Could you retype the records below exactly as they appear, skipping any pictures?
(MATERIAL FOR THE TASK)
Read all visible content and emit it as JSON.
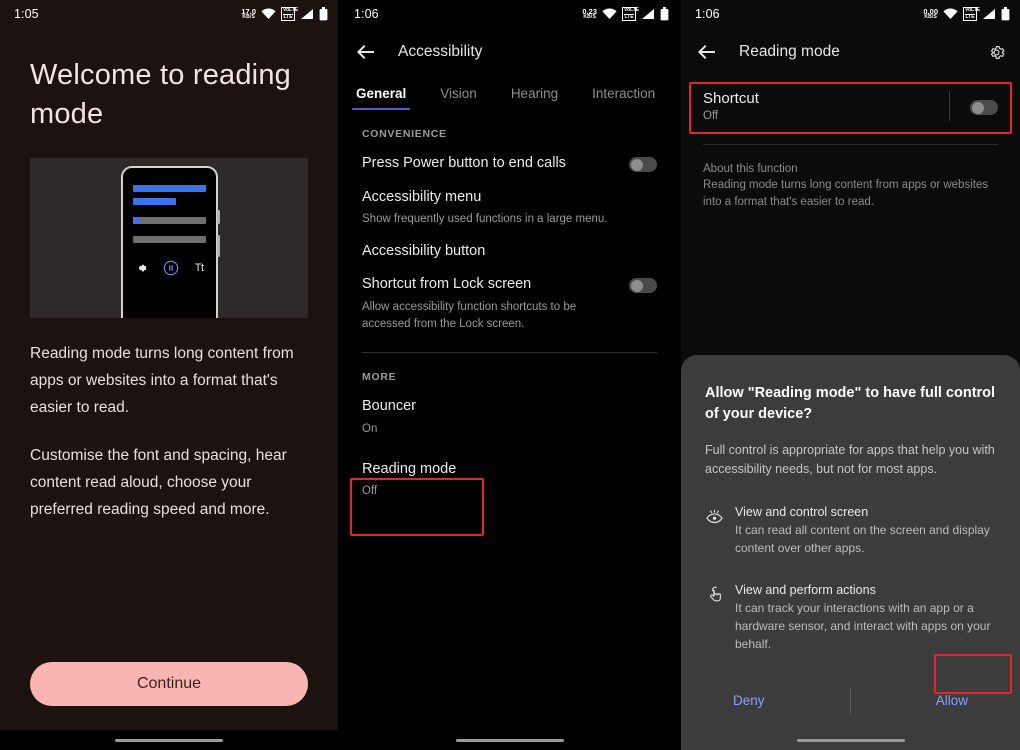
{
  "panel1": {
    "status": {
      "time": "1:05",
      "rate_value": "17.0",
      "rate_unit": "KB/S",
      "volte_top": "VoLTE",
      "volte_bottom": "LTE"
    },
    "heading": "Welcome to reading mode",
    "illustration": {
      "name": "reading-mode-phone-illustration",
      "text_size_icon": "Tt"
    },
    "paragraph1": "Reading mode turns long content from apps or websites into a format that's easier to read.",
    "paragraph2": "Customise the font and spacing, hear content read aloud, choose your preferred reading speed and more.",
    "continue_label": "Continue",
    "accent_pink": "#f8b5b2",
    "background": "#1c1210"
  },
  "panel2": {
    "status": {
      "time": "1:06",
      "rate_value": "0.23",
      "rate_unit": "KB/S",
      "volte_top": "VoLTE",
      "volte_bottom": "LTE"
    },
    "title": "Accessibility",
    "tabs": [
      {
        "label": "General",
        "active": true
      },
      {
        "label": "Vision",
        "active": false
      },
      {
        "label": "Hearing",
        "active": false
      },
      {
        "label": "Interaction",
        "active": false
      }
    ],
    "section_convenience": "CONVENIENCE",
    "items": [
      {
        "title": "Press Power button to end calls",
        "sub": "",
        "toggle": "off"
      },
      {
        "title": "Accessibility menu",
        "sub": "Show frequently used functions in a large menu.",
        "toggle": "none"
      },
      {
        "title": "Accessibility button",
        "sub": "",
        "toggle": "none"
      },
      {
        "title": "Shortcut from Lock screen",
        "sub": "Allow accessibility function shortcuts to be accessed from the Lock screen.",
        "toggle": "off"
      }
    ],
    "section_more": "MORE",
    "more_items": [
      {
        "title": "Bouncer",
        "sub": "On"
      },
      {
        "title": "Reading mode",
        "sub": "Off"
      }
    ],
    "highlight_color": "#e8232a",
    "tab_accent": "#4d5fd1"
  },
  "panel3": {
    "status": {
      "time": "1:06",
      "rate_value": "0.00",
      "rate_unit": "KB/S",
      "volte_top": "VoLTE",
      "volte_bottom": "LTE"
    },
    "title": "Reading mode",
    "shortcut": {
      "title": "Shortcut",
      "sub": "Off",
      "toggle": "off"
    },
    "about": {
      "heading": "About this function",
      "text": "Reading mode turns long content from apps or websites into a format that's easier to read."
    },
    "dialog": {
      "title": "Allow \"Reading mode\" to have full control of your device?",
      "subtitle": "Full control is appropriate for apps that help you with accessibility needs, but not for most apps.",
      "permissions": [
        {
          "icon": "eye-icon",
          "title": "View and control screen",
          "desc": "It can read all content on the screen and display content over other apps."
        },
        {
          "icon": "tap-gesture-icon",
          "title": "View and perform actions",
          "desc": "It can track your interactions with an app or a hardware sensor, and interact with apps on your behalf."
        }
      ],
      "deny_label": "Deny",
      "allow_label": "Allow",
      "button_color": "#8c9eff"
    },
    "highlight_color": "#e8232a"
  }
}
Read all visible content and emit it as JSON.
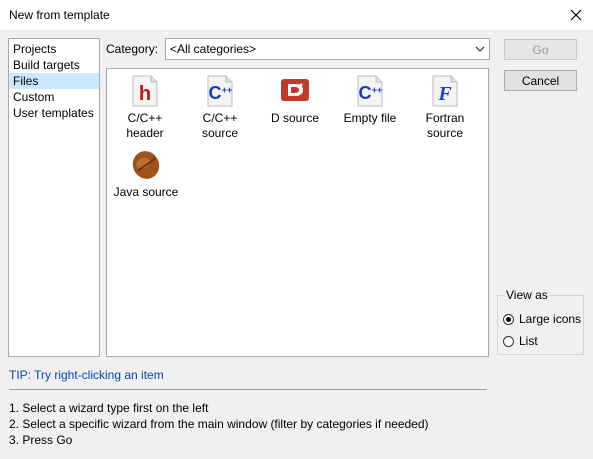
{
  "window": {
    "title": "New from template"
  },
  "sidebar": {
    "items": [
      {
        "label": "Projects",
        "selected": false
      },
      {
        "label": "Build targets",
        "selected": false
      },
      {
        "label": "Files",
        "selected": true
      },
      {
        "label": "Custom",
        "selected": false
      },
      {
        "label": "User templates",
        "selected": false
      }
    ]
  },
  "category": {
    "label": "Category:",
    "value": "<All categories>"
  },
  "templates": [
    {
      "line1": "C/C++",
      "line2": "header",
      "icon": "c-header-icon"
    },
    {
      "line1": "C/C++",
      "line2": "source",
      "icon": "cpp-source-icon"
    },
    {
      "line1": "D source",
      "line2": "",
      "icon": "d-source-icon"
    },
    {
      "line1": "Empty file",
      "line2": "",
      "icon": "empty-file-icon"
    },
    {
      "line1": "Fortran",
      "line2": "source",
      "icon": "fortran-source-icon"
    },
    {
      "line1": "Java source",
      "line2": "",
      "icon": "java-source-icon"
    }
  ],
  "buttons": {
    "go": "Go",
    "cancel": "Cancel"
  },
  "view_as": {
    "label": "View as",
    "options": [
      {
        "label": "Large icons",
        "checked": true
      },
      {
        "label": "List",
        "checked": false
      }
    ]
  },
  "tip": "TIP: Try right-clicking an item",
  "instructions": [
    "1. Select a wizard type first on the left",
    "2. Select a specific wizard from the main window (filter by categories if needed)",
    "3. Press Go"
  ],
  "colors": {
    "selection": "#cce8ff",
    "tip_text": "#0645ad"
  }
}
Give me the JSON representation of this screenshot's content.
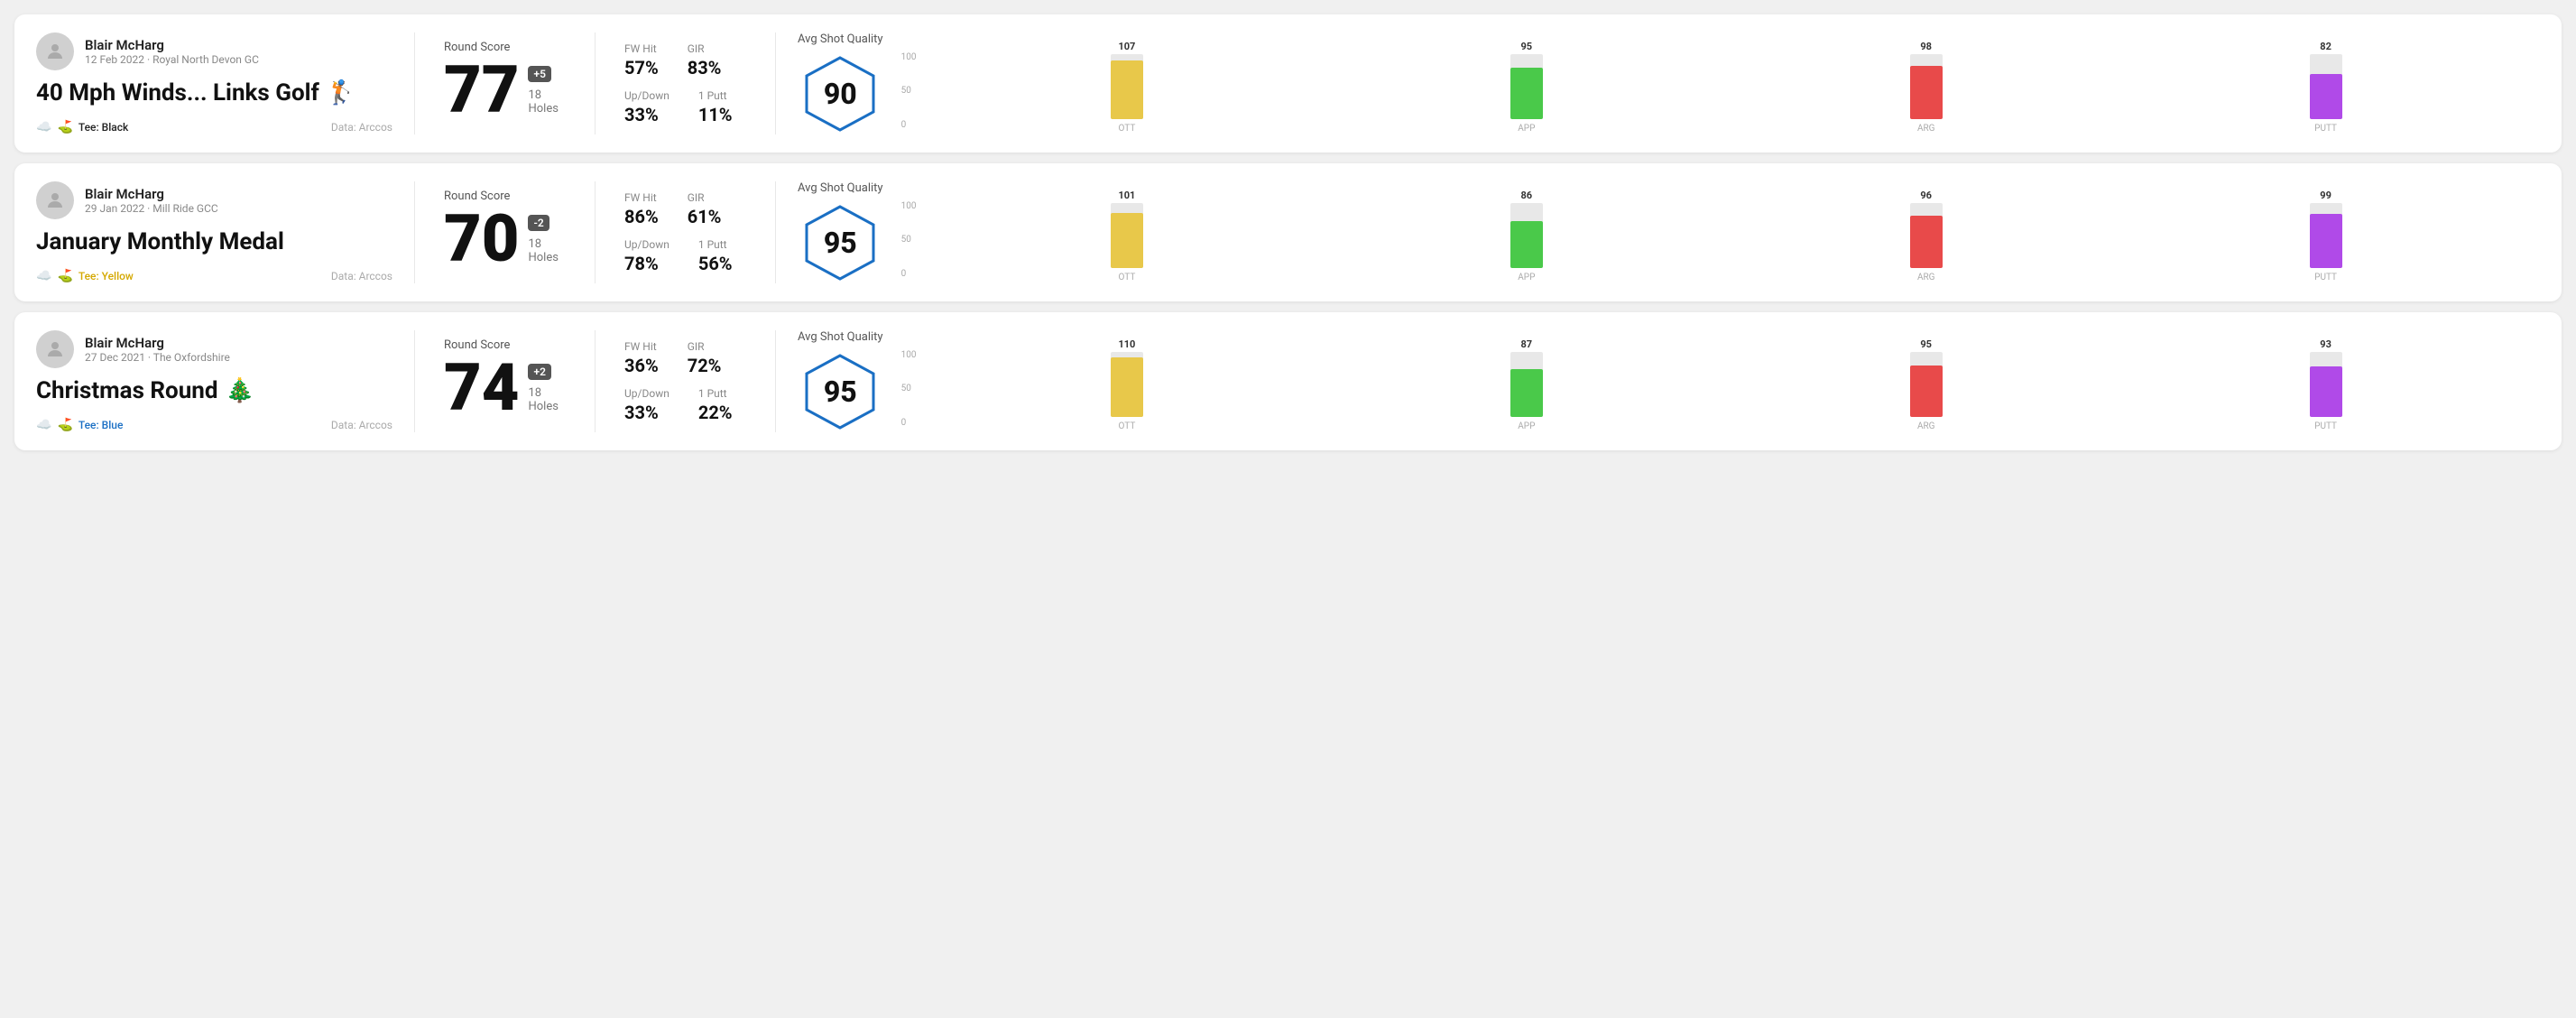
{
  "rounds": [
    {
      "id": "round1",
      "user": {
        "name": "Blair McHarg",
        "meta": "12 Feb 2022 · Royal North Devon GC"
      },
      "title": "40 Mph Winds... Links Golf",
      "title_emoji": "🏌️",
      "tee": "Black",
      "data_source": "Data: Arccos",
      "score": "77",
      "score_diff": "+5",
      "holes": "18 Holes",
      "fw_hit": "57%",
      "gir": "83%",
      "up_down": "33%",
      "one_putt": "11%",
      "avg_quality": "90",
      "chart": {
        "bars": [
          {
            "label": "OTT",
            "value": 107,
            "color": "#e8c84a"
          },
          {
            "label": "APP",
            "value": 95,
            "color": "#4ac94a"
          },
          {
            "label": "ARG",
            "value": 98,
            "color": "#e84a4a"
          },
          {
            "label": "PUTT",
            "value": 82,
            "color": "#b04ae8"
          }
        ],
        "max": 120
      }
    },
    {
      "id": "round2",
      "user": {
        "name": "Blair McHarg",
        "meta": "29 Jan 2022 · Mill Ride GCC"
      },
      "title": "January Monthly Medal",
      "title_emoji": "",
      "tee": "Yellow",
      "data_source": "Data: Arccos",
      "score": "70",
      "score_diff": "-2",
      "holes": "18 Holes",
      "fw_hit": "86%",
      "gir": "61%",
      "up_down": "78%",
      "one_putt": "56%",
      "avg_quality": "95",
      "chart": {
        "bars": [
          {
            "label": "OTT",
            "value": 101,
            "color": "#e8c84a"
          },
          {
            "label": "APP",
            "value": 86,
            "color": "#4ac94a"
          },
          {
            "label": "ARG",
            "value": 96,
            "color": "#e84a4a"
          },
          {
            "label": "PUTT",
            "value": 99,
            "color": "#b04ae8"
          }
        ],
        "max": 120
      }
    },
    {
      "id": "round3",
      "user": {
        "name": "Blair McHarg",
        "meta": "27 Dec 2021 · The Oxfordshire"
      },
      "title": "Christmas Round",
      "title_emoji": "🎄",
      "tee": "Blue",
      "data_source": "Data: Arccos",
      "score": "74",
      "score_diff": "+2",
      "holes": "18 Holes",
      "fw_hit": "36%",
      "gir": "72%",
      "up_down": "33%",
      "one_putt": "22%",
      "avg_quality": "95",
      "chart": {
        "bars": [
          {
            "label": "OTT",
            "value": 110,
            "color": "#e8c84a"
          },
          {
            "label": "APP",
            "value": 87,
            "color": "#4ac94a"
          },
          {
            "label": "ARG",
            "value": 95,
            "color": "#e84a4a"
          },
          {
            "label": "PUTT",
            "value": 93,
            "color": "#b04ae8"
          }
        ],
        "max": 120
      }
    }
  ],
  "labels": {
    "round_score": "Round Score",
    "fw_hit": "FW Hit",
    "gir": "GIR",
    "up_down": "Up/Down",
    "one_putt": "1 Putt",
    "avg_quality": "Avg Shot Quality",
    "y_100": "100",
    "y_50": "50",
    "y_0": "0"
  }
}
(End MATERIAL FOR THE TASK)
_RESULT BELOW_
Read all visible content and emit it as JSON.
{
  "panel1": {
    "status": {
      "time": "1:05",
      "rate_value": "17.0",
      "rate_unit": "KB/S",
      "volte_top": "VoLTE",
      "volte_bottom": "LTE"
    },
    "heading": "Welcome to reading mode",
    "illustration": {
      "name": "reading-mode-phone-illustration",
      "text_size_icon": "Tt"
    },
    "paragraph1": "Reading mode turns long content from apps or websites into a format that's easier to read.",
    "paragraph2": "Customise the font and spacing, hear content read aloud, choose your preferred reading speed and more.",
    "continue_label": "Continue",
    "accent_pink": "#f8b5b2",
    "background": "#1c1210"
  },
  "panel2": {
    "status": {
      "time": "1:06",
      "rate_value": "0.23",
      "rate_unit": "KB/S",
      "volte_top": "VoLTE",
      "volte_bottom": "LTE"
    },
    "title": "Accessibility",
    "tabs": [
      {
        "label": "General",
        "active": true
      },
      {
        "label": "Vision",
        "active": false
      },
      {
        "label": "Hearing",
        "active": false
      },
      {
        "label": "Interaction",
        "active": false
      }
    ],
    "section_convenience": "CONVENIENCE",
    "items": [
      {
        "title": "Press Power button to end calls",
        "sub": "",
        "toggle": "off"
      },
      {
        "title": "Accessibility menu",
        "sub": "Show frequently used functions in a large menu.",
        "toggle": "none"
      },
      {
        "title": "Accessibility button",
        "sub": "",
        "toggle": "none"
      },
      {
        "title": "Shortcut from Lock screen",
        "sub": "Allow accessibility function shortcuts to be accessed from the Lock screen.",
        "toggle": "off"
      }
    ],
    "section_more": "MORE",
    "more_items": [
      {
        "title": "Bouncer",
        "sub": "On"
      },
      {
        "title": "Reading mode",
        "sub": "Off"
      }
    ],
    "highlight_color": "#e8232a",
    "tab_accent": "#4d5fd1"
  },
  "panel3": {
    "status": {
      "time": "1:06",
      "rate_value": "0.00",
      "rate_unit": "KB/S",
      "volte_top": "VoLTE",
      "volte_bottom": "LTE"
    },
    "title": "Reading mode",
    "shortcut": {
      "title": "Shortcut",
      "sub": "Off",
      "toggle": "off"
    },
    "about": {
      "heading": "About this function",
      "text": "Reading mode turns long content from apps or websites into a format that's easier to read."
    },
    "dialog": {
      "title": "Allow \"Reading mode\" to have full control of your device?",
      "subtitle": "Full control is appropriate for apps that help you with accessibility needs, but not for most apps.",
      "permissions": [
        {
          "icon": "eye-icon",
          "title": "View and control screen",
          "desc": "It can read all content on the screen and display content over other apps."
        },
        {
          "icon": "tap-gesture-icon",
          "title": "View and perform actions",
          "desc": "It can track your interactions with an app or a hardware sensor, and interact with apps on your behalf."
        }
      ],
      "deny_label": "Deny",
      "allow_label": "Allow",
      "button_color": "#8c9eff"
    },
    "highlight_color": "#e8232a"
  }
}
Read all visible content and emit it as JSON.
{
  "window": {
    "title": "New from template"
  },
  "sidebar": {
    "items": [
      {
        "label": "Projects",
        "selected": false
      },
      {
        "label": "Build targets",
        "selected": false
      },
      {
        "label": "Files",
        "selected": true
      },
      {
        "label": "Custom",
        "selected": false
      },
      {
        "label": "User templates",
        "selected": false
      }
    ]
  },
  "category": {
    "label": "Category:",
    "value": "<All categories>"
  },
  "templates": [
    {
      "line1": "C/C++",
      "line2": "header",
      "icon": "c-header-icon"
    },
    {
      "line1": "C/C++",
      "line2": "source",
      "icon": "cpp-source-icon"
    },
    {
      "line1": "D source",
      "line2": "",
      "icon": "d-source-icon"
    },
    {
      "line1": "Empty file",
      "line2": "",
      "icon": "empty-file-icon"
    },
    {
      "line1": "Fortran",
      "line2": "source",
      "icon": "fortran-source-icon"
    },
    {
      "line1": "Java source",
      "line2": "",
      "icon": "java-source-icon"
    }
  ],
  "buttons": {
    "go": "Go",
    "cancel": "Cancel"
  },
  "view_as": {
    "label": "View as",
    "options": [
      {
        "label": "Large icons",
        "checked": true
      },
      {
        "label": "List",
        "checked": false
      }
    ]
  },
  "tip": "TIP: Try right-clicking an item",
  "instructions": [
    "1. Select a wizard type first on the left",
    "2. Select a specific wizard from the main window (filter by categories if needed)",
    "3. Press Go"
  ],
  "colors": {
    "selection": "#cce8ff",
    "tip_text": "#0645ad"
  }
}
Give me the JSON representation of this screenshot's content.
{
  "rounds": [
    {
      "id": "round1",
      "user": {
        "name": "Blair McHarg",
        "meta": "12 Feb 2022 · Royal North Devon GC"
      },
      "title": "40 Mph Winds... Links Golf",
      "title_emoji": "🏌️",
      "tee": "Black",
      "data_source": "Data: Arccos",
      "score": "77",
      "score_diff": "+5",
      "holes": "18 Holes",
      "fw_hit": "57%",
      "gir": "83%",
      "up_down": "33%",
      "one_putt": "11%",
      "avg_quality": "90",
      "chart": {
        "bars": [
          {
            "label": "OTT",
            "value": 107,
            "color": "#e8c84a"
          },
          {
            "label": "APP",
            "value": 95,
            "color": "#4ac94a"
          },
          {
            "label": "ARG",
            "value": 98,
            "color": "#e84a4a"
          },
          {
            "label": "PUTT",
            "value": 82,
            "color": "#b04ae8"
          }
        ],
        "max": 120
      }
    },
    {
      "id": "round2",
      "user": {
        "name": "Blair McHarg",
        "meta": "29 Jan 2022 · Mill Ride GCC"
      },
      "title": "January Monthly Medal",
      "title_emoji": "",
      "tee": "Yellow",
      "data_source": "Data: Arccos",
      "score": "70",
      "score_diff": "-2",
      "holes": "18 Holes",
      "fw_hit": "86%",
      "gir": "61%",
      "up_down": "78%",
      "one_putt": "56%",
      "avg_quality": "95",
      "chart": {
        "bars": [
          {
            "label": "OTT",
            "value": 101,
            "color": "#e8c84a"
          },
          {
            "label": "APP",
            "value": 86,
            "color": "#4ac94a"
          },
          {
            "label": "ARG",
            "value": 96,
            "color": "#e84a4a"
          },
          {
            "label": "PUTT",
            "value": 99,
            "color": "#b04ae8"
          }
        ],
        "max": 120
      }
    },
    {
      "id": "round3",
      "user": {
        "name": "Blair McHarg",
        "meta": "27 Dec 2021 · The Oxfordshire"
      },
      "title": "Christmas Round",
      "title_emoji": "🎄",
      "tee": "Blue",
      "data_source": "Data: Arccos",
      "score": "74",
      "score_diff": "+2",
      "holes": "18 Holes",
      "fw_hit": "36%",
      "gir": "72%",
      "up_down": "33%",
      "one_putt": "22%",
      "avg_quality": "95",
      "chart": {
        "bars": [
          {
            "label": "OTT",
            "value": 110,
            "color": "#e8c84a"
          },
          {
            "label": "APP",
            "value": 87,
            "color": "#4ac94a"
          },
          {
            "label": "ARG",
            "value": 95,
            "color": "#e84a4a"
          },
          {
            "label": "PUTT",
            "value": 93,
            "color": "#b04ae8"
          }
        ],
        "max": 120
      }
    }
  ],
  "labels": {
    "round_score": "Round Score",
    "fw_hit": "FW Hit",
    "gir": "GIR",
    "up_down": "Up/Down",
    "one_putt": "1 Putt",
    "avg_quality": "Avg Shot Quality",
    "y_100": "100",
    "y_50": "50",
    "y_0": "0"
  }
}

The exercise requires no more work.